"Years of partnership have produced an efficient mode of co-operation between us. We are very complementary and important to each other," Wu said. "That's why we are making every effort to find a way to minimize our losses."

In an email message, one of Wu's US clients said that Trump's decision would in the end hurt American customers.

This has been the consensus among US businesses. Some 45 US trade associations, representing retail, technology, agriculture, and other consumer-product industries, have urged the US administration not to move forward on its tariff plan on Chinese imports, as it would hurt US consumers and companies.

Over the past week, many Chinese manufacturers also felt the pressure on the global industrial chain, which was brought about by fears of a trade war. "The situation is hardly optimistic," said Tang Guobao, vice general manager of Guangzhou Risong Technology Co., Ltd., a producer of industrial robots.

China is a major manufacturer of industrial robots, but many precision instruments for these robots are produced by companies in the US, the Republic of Korea, Japan, and European countries, Tang said. "At least in the industrial robot business, there won't be bystanders, but only sufferers in a trade war," Tang added.
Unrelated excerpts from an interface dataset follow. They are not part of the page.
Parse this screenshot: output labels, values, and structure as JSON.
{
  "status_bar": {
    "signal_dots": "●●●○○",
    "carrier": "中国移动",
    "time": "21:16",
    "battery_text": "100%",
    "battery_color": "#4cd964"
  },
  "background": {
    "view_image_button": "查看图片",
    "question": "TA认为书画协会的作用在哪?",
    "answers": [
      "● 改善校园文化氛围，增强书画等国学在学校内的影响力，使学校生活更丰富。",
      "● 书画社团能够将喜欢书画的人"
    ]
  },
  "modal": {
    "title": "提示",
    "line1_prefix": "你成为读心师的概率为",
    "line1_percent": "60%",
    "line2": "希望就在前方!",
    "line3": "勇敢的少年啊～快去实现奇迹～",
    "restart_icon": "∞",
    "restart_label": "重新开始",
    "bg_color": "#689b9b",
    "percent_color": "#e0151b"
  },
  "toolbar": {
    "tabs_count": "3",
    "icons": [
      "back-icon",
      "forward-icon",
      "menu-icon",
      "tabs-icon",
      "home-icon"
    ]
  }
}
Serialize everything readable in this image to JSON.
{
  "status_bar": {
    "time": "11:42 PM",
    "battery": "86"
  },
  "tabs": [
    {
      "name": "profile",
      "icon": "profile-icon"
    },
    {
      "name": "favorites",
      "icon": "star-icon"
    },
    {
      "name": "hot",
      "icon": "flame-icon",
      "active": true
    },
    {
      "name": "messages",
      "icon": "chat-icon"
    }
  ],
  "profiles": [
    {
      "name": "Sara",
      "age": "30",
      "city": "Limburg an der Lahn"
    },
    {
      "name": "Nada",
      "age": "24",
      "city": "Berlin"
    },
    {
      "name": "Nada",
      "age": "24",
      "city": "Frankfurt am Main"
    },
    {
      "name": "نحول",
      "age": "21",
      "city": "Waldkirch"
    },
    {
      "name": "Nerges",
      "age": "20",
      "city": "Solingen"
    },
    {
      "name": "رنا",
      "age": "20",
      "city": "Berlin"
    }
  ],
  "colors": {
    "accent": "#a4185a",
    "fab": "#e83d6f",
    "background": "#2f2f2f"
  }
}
It is the same for iPhone's industrial chain. "'Made in China' is an important part of the smartphone industry. Behind it is a large network of global co-operation, division of labour, and profit-sharing, which also includes American companies," said the president of a big Chinese smartphone producer who declined to be named.

At a press conference on Thursday, Gao Feng, the spokesperson for China's Ministry of Commerce, urged the US to "come back to the right track of advocating win-win co-operation between the two countries".

"The United States must abandon unilateralism and protectionism, take measures, and resort to dialogue and consultation to settle disputes," Gao said.

"China is always open for negotiations," Gao added, emphasizing the principles of equality, constructiveness, and balance needed in joint efforts. -- NNN-XINHUA